## What you are asked to do
For the word "Enter", determine how many lines of the entries below contain it, and give only that number.

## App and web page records

────────────────────────────────────────

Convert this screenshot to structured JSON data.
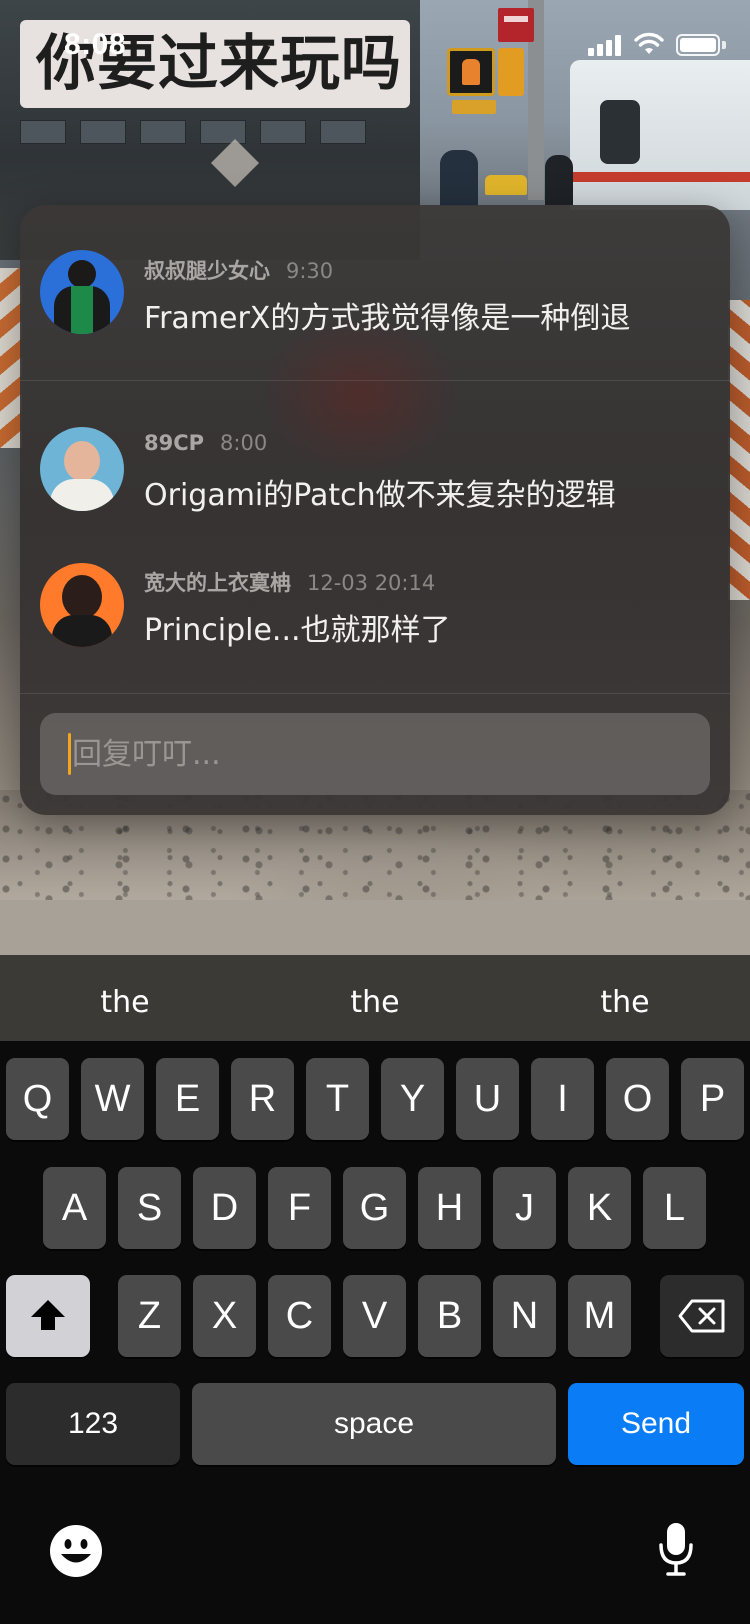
{
  "status_bar": {
    "time": "8:08"
  },
  "title_badge": {
    "text": "你要过来玩吗"
  },
  "comments": [
    {
      "name": "叔叔腿少女心",
      "time": "9:30",
      "text": "FramerX的方式我觉得像是一种倒退",
      "avatar": "avatar-green-hoodie"
    },
    {
      "name": "89CP",
      "time": "8:00",
      "text": "Origami的Patch做不来复杂的逻辑",
      "avatar": "avatar-glasses-man"
    },
    {
      "name": "宽大的上衣寞柟",
      "time": "12-03 20:14",
      "text": "Principle...也就那样了",
      "avatar": "avatar-woman-orange"
    }
  ],
  "reply": {
    "placeholder": "回复叮叮...",
    "value": ""
  },
  "keyboard": {
    "suggestions": [
      "the",
      "the",
      "the"
    ],
    "row1": [
      "Q",
      "W",
      "E",
      "R",
      "T",
      "Y",
      "U",
      "I",
      "O",
      "P"
    ],
    "row2": [
      "A",
      "S",
      "D",
      "F",
      "G",
      "H",
      "J",
      "K",
      "L"
    ],
    "row3": [
      "Z",
      "X",
      "C",
      "V",
      "B",
      "N",
      "M"
    ],
    "numbers_label": "123",
    "space_label": "space",
    "send_label": "Send"
  },
  "colors": {
    "send_button": "#0a7cf5",
    "caret": "#f3a51b",
    "title_badge_bg": "#e7e2df"
  }
}
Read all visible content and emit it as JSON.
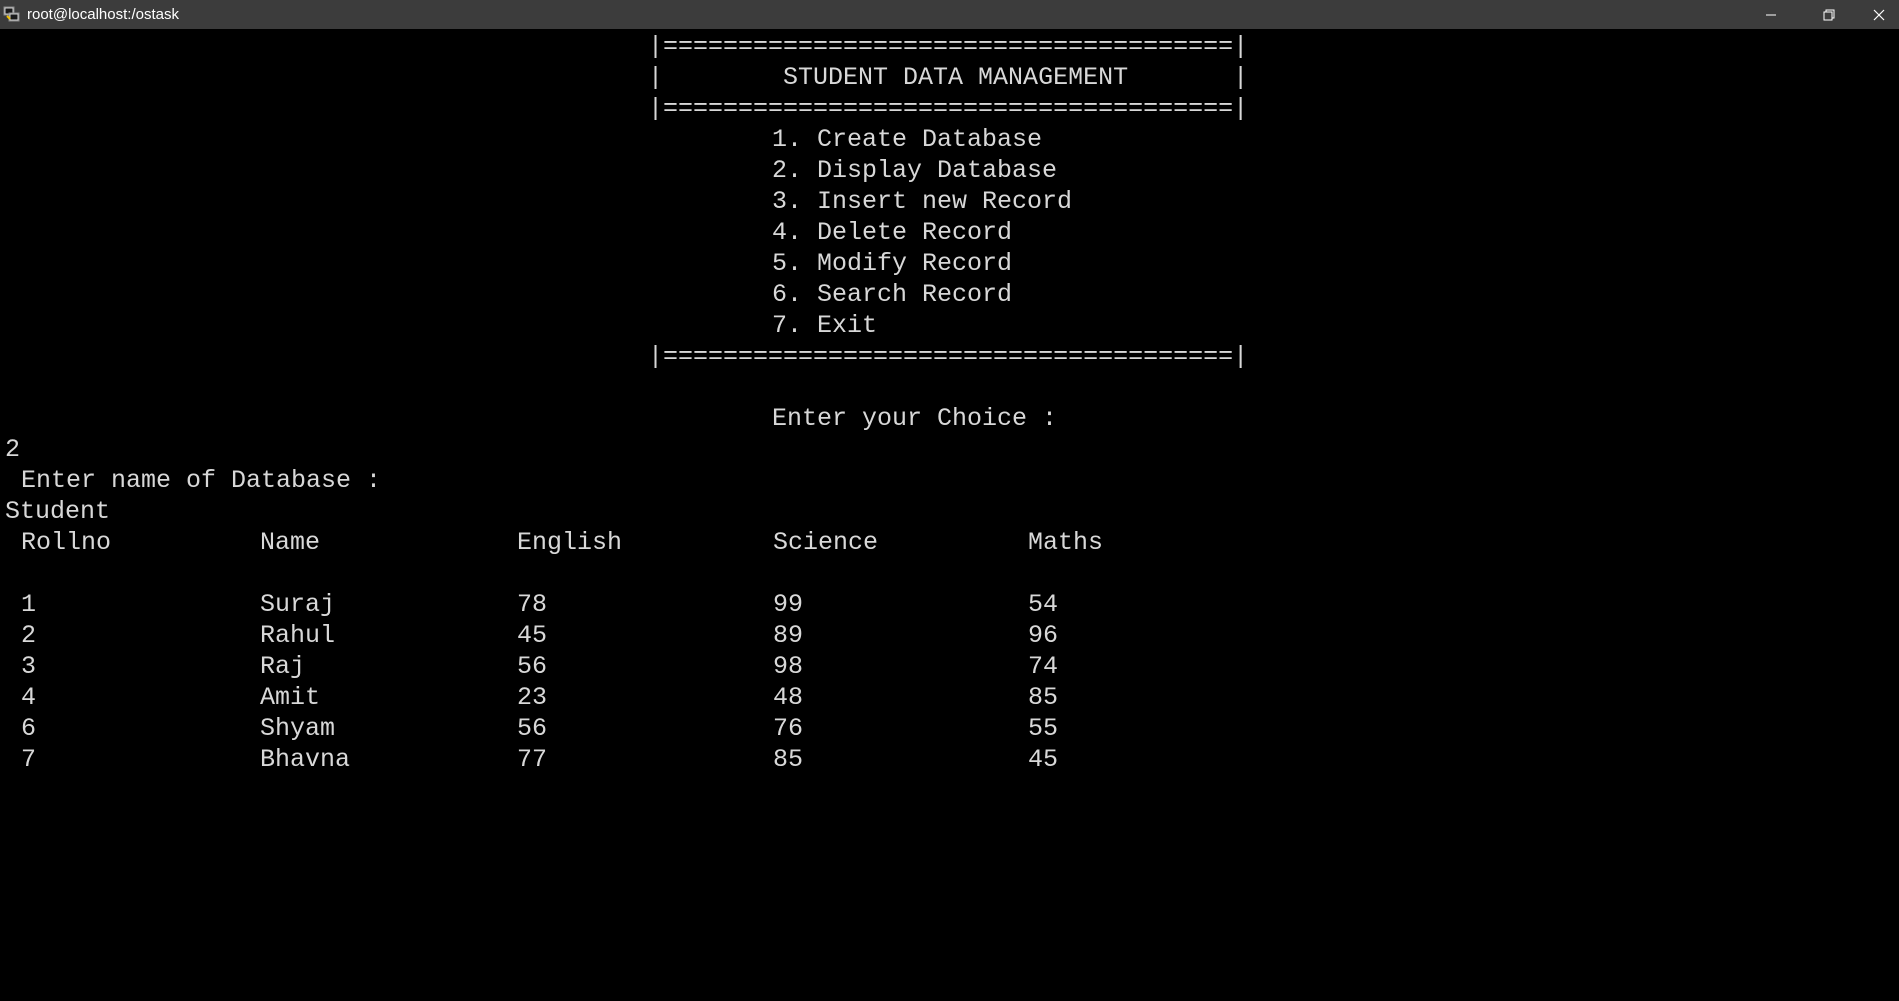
{
  "window": {
    "title": "root@localhost:/ostask"
  },
  "menu": {
    "border_top": "|======================================|",
    "heading": "|        STUDENT DATA MANAGEMENT       |",
    "border_mid": "|======================================|",
    "items": [
      "1. Create Database",
      "2. Display Database",
      "3. Insert new Record",
      "4. Delete Record",
      "5. Modify Record",
      "6. Search Record",
      "7. Exit"
    ],
    "border_bottom": "|======================================|"
  },
  "session": {
    "choice_prompt": "Enter your Choice :",
    "choice_input": "2",
    "db_prompt": "Enter name of Database :",
    "db_input": "Student"
  },
  "table": {
    "headers": [
      "Rollno",
      "Name",
      "English",
      "Science",
      "Maths"
    ],
    "rows": [
      [
        "1",
        "Suraj",
        "78",
        "99",
        "54"
      ],
      [
        "2",
        "Rahul",
        "45",
        "89",
        "96"
      ],
      [
        "3",
        "Raj",
        "56",
        "98",
        "74"
      ],
      [
        "4",
        "Amit",
        "23",
        "48",
        "85"
      ],
      [
        "6",
        "Shyam",
        "56",
        "76",
        "55"
      ],
      [
        "7",
        "Bhavna",
        "77",
        "85",
        "45"
      ]
    ]
  },
  "colors": {
    "titlebar": "#3c3c3c",
    "background": "#000000",
    "text": "#d8d8d8"
  }
}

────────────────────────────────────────

## Solution to this problem
2